▶ [Task description]: If a picture appears among the records, leave it out and set down everything else exactly as it stands.

▶ [Input material]:
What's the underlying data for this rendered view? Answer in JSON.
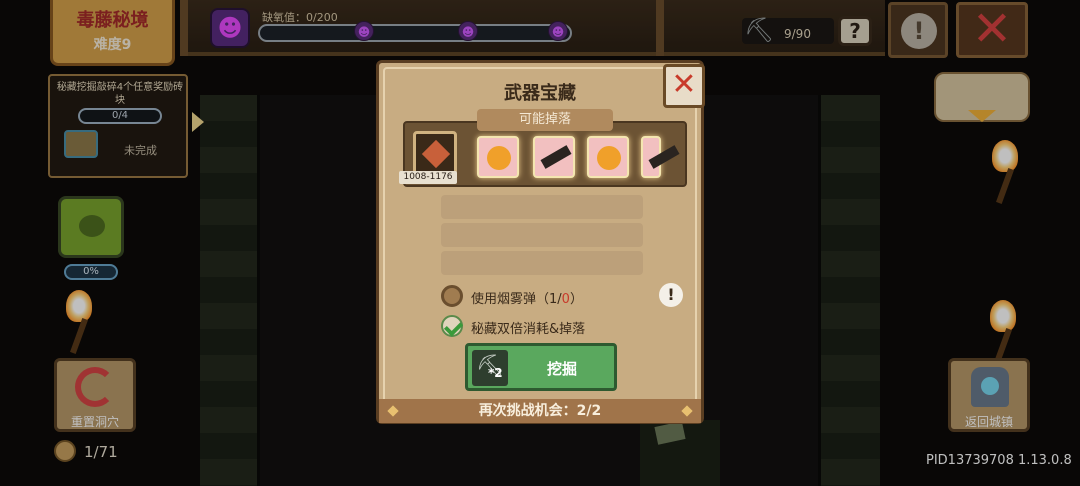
{
  "hud": {
    "level_name": "毒藤秘境",
    "difficulty": "难度9",
    "oxygen_label": "缺氧值：0/200",
    "oxygen_value": 0,
    "oxygen_max": 200,
    "pickaxe_count": "9/90",
    "help_icon": "?",
    "alert_icon": "!",
    "close_icon": "✕"
  },
  "quest": {
    "description": "秘藏挖掘敲碎4个任意奖励砖块",
    "progress": "0/4",
    "status": "未完成"
  },
  "poison": {
    "percent": "0%"
  },
  "left_buttons": {
    "reset_label": "重置洞穴",
    "coin_count": "1/71"
  },
  "right_buttons": {
    "home_label": "返回城镇"
  },
  "footer": {
    "pid": "PID13739708 1.13.0.8"
  },
  "dialog": {
    "title": "武器宝藏",
    "subtitle": "可能掉落",
    "close_icon": "✕",
    "drop_range": "1008-1176",
    "options": [
      {
        "label_prefix": "使用烟雾弹（1/",
        "label_red": "0",
        "label_suffix": "）",
        "checked": false
      },
      {
        "label": "秘藏双倍消耗&掉落",
        "checked": true
      }
    ],
    "info_icon": "!",
    "dig_multiplier": "*2",
    "dig_label": "挖掘",
    "retry_text": "再次挑战机会：2/2"
  },
  "colors": {
    "dig_button": "#5aa85e",
    "close_red": "#d84242",
    "dialog_bg": "#c8ac82"
  }
}
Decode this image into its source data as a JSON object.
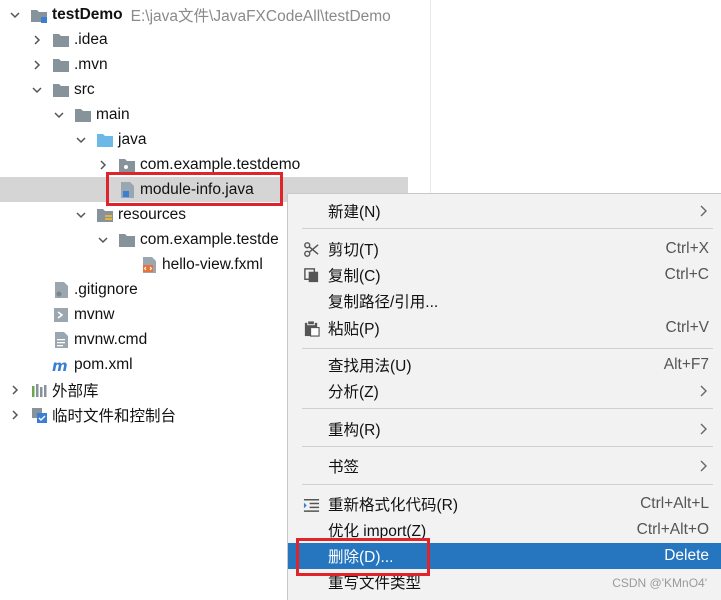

▶ [Response to the task]:
What's the underlying data for this rendered view? Answer in JSON.
{
  "hud": {
    "level_name": "毒藤秘境",
    "difficulty": "难度9",
    "oxygen_label": "缺氧值：0/200",
    "oxygen_value": 0,
    "oxygen_max": 200,
    "pickaxe_count": "9/90",
    "help_icon": "?",
    "alert_icon": "!",
    "close_icon": "✕"
  },
  "quest": {
    "description": "秘藏挖掘敲碎4个任意奖励砖块",
    "progress": "0/4",
    "status": "未完成"
  },
  "poison": {
    "percent": "0%"
  },
  "left_buttons": {
    "reset_label": "重置洞穴",
    "coin_count": "1/71"
  },
  "right_buttons": {
    "home_label": "返回城镇"
  },
  "footer": {
    "pid": "PID13739708 1.13.0.8"
  },
  "dialog": {
    "title": "武器宝藏",
    "subtitle": "可能掉落",
    "close_icon": "✕",
    "drop_range": "1008-1176",
    "options": [
      {
        "label_prefix": "使用烟雾弹（1/",
        "label_red": "0",
        "label_suffix": "）",
        "checked": false
      },
      {
        "label": "秘藏双倍消耗&掉落",
        "checked": true
      }
    ],
    "info_icon": "!",
    "dig_multiplier": "*2",
    "dig_label": "挖掘",
    "retry_text": "再次挑战机会：2/2"
  },
  "colors": {
    "dig_button": "#5aa85e",
    "close_red": "#d84242",
    "dialog_bg": "#c8ac82"
  }
}
Decode this image into its source data as a JSON object.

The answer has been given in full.